8. Aspects of software development

9. Non-exam assessment

The course is split into three assessment areas:

Paper 1: Computational thinking and problem solving

What's assessed

Computational thinking, problem solving, code tracing and applied computing as well as theoretical knowledge of computer science from subject content 1–4 above.

How it's assessed

  • Written exam set in practically based scenarios: 1 hour 30 minutes
  • 80 marks
  • 40% of GCSE


A mix of multiple choice, short answer and longer answer questions assessing a student’s practical problem solving and computational thinking skills.


Paper 2: Written assessment

What's assessed

Theoretical knowledge from subject content 3–7 above.

How it's assessed

  • Written exam: 1 hour 30 minutes
  • 80 marks
  • 40% of GCSE


A mix of multiple choice, short answer, longer answer and extended response questions assessing a student’s theoretical knowledge.


Non-exam assessment

What's assessedo

The non-exam assessment (NEA) assesses a student's ability to use the knowledge and skills gained through the course to solve a practical programming problem. Students will be expected to follow a systematic approach to problem solving, consistent with the skills described in Section 8 of the subject content above.

How it's assessed

  • Report: totalling 20 hours of work
  • 80 marks
  • 20% of GCSE


The development of a computer program along with the computer programming code itself which has been designed, written and tested by a student to solve a problem. Students will produce an original report outlining this development.

How will I learn?

Computer Science (ICT) will be taught 1 x 100 minute lessons every 2 weeks at both Key Stages for all year groups. Year 10 and Year 11 Computer Science option students receive an additional three x 100 minute lessons every 2 weeks.

Teaching Groups

Students are set according to results in primary school and on general performance in Secondary School.

The department is committed to ensuring all students have equal access to computing facilities. In order to improve their success and allow them the opportunity to extend their knowledge through practice, every night after school we hold a one hour supervised open session. The schemes of work have been structured to improve motivation and extend pupil skills and knowledge. Staff members are on hand to assist students who need extra assistance.

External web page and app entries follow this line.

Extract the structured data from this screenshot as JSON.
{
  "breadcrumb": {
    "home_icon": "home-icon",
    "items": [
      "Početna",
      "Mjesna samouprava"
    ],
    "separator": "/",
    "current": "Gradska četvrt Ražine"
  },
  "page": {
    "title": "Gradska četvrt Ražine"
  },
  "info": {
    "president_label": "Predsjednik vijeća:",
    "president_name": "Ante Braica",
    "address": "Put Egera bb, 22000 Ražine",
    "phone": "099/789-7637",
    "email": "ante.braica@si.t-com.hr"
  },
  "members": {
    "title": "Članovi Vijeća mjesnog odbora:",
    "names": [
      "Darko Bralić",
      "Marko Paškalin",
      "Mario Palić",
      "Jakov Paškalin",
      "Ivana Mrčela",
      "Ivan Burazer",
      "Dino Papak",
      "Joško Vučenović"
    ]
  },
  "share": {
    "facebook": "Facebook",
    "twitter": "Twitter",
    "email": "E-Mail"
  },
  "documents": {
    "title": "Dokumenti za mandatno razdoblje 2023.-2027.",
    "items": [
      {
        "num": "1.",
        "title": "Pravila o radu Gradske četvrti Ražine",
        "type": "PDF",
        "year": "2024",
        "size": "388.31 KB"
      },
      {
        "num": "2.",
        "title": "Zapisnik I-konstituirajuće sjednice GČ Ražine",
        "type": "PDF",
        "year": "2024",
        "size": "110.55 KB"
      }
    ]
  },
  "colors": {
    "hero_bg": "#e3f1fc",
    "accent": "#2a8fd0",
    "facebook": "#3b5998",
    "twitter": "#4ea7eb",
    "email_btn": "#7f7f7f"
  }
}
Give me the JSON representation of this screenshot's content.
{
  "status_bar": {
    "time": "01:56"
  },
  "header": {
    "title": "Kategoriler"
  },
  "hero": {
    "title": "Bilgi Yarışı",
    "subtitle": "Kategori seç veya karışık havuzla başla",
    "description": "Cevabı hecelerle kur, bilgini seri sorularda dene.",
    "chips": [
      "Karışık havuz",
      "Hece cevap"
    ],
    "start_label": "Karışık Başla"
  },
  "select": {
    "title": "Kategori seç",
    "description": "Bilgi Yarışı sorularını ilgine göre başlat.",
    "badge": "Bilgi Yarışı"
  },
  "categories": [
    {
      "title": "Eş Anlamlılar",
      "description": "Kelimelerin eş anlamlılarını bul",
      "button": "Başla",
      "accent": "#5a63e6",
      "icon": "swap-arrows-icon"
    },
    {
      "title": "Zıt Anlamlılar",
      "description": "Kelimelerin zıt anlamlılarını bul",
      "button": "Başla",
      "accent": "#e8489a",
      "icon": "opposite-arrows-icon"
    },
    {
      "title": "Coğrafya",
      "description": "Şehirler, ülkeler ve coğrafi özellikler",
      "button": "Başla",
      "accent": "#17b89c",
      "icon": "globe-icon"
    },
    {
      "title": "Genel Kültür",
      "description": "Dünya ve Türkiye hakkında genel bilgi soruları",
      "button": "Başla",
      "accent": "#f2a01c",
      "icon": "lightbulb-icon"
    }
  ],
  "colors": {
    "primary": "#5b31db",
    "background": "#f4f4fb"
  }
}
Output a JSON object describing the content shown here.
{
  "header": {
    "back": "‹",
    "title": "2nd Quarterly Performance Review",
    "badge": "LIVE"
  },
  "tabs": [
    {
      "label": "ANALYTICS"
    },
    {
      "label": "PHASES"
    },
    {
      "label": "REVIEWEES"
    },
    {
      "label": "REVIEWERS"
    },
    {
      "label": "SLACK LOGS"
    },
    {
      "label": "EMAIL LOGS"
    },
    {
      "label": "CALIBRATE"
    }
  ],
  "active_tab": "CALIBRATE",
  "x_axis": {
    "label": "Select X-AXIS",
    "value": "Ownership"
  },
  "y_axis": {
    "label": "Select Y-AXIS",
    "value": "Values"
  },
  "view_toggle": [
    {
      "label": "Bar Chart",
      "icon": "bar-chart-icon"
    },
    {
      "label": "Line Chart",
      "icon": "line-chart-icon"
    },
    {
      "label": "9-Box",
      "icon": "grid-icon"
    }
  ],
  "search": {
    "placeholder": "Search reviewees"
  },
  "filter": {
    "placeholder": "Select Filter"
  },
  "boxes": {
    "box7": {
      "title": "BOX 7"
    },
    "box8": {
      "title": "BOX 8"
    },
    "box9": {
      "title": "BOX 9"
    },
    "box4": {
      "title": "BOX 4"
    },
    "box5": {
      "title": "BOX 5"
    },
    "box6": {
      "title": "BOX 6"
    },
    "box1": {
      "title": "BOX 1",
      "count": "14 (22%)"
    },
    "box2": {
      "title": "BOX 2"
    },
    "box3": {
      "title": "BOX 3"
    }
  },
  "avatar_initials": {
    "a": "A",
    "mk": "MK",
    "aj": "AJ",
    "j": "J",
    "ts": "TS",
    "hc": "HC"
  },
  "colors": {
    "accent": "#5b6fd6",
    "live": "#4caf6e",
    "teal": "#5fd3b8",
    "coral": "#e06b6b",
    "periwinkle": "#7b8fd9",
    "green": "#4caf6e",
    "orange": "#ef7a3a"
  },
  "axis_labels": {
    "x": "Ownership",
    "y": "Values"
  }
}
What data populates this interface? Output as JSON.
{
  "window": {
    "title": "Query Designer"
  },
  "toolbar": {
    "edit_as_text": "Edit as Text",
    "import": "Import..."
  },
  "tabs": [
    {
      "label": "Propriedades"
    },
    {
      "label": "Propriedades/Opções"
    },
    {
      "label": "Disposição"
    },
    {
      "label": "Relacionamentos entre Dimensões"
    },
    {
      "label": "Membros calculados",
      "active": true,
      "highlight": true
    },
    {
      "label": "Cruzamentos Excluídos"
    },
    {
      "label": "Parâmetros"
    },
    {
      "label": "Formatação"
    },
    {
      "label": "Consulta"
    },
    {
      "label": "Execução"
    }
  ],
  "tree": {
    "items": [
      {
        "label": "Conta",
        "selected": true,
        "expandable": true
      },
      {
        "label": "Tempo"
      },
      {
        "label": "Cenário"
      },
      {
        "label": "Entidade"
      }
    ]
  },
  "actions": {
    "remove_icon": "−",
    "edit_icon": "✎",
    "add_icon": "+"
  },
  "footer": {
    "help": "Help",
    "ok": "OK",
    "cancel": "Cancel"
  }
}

Website Links Scratch information:

Kodu information:

Code Academy:

Code Avengers: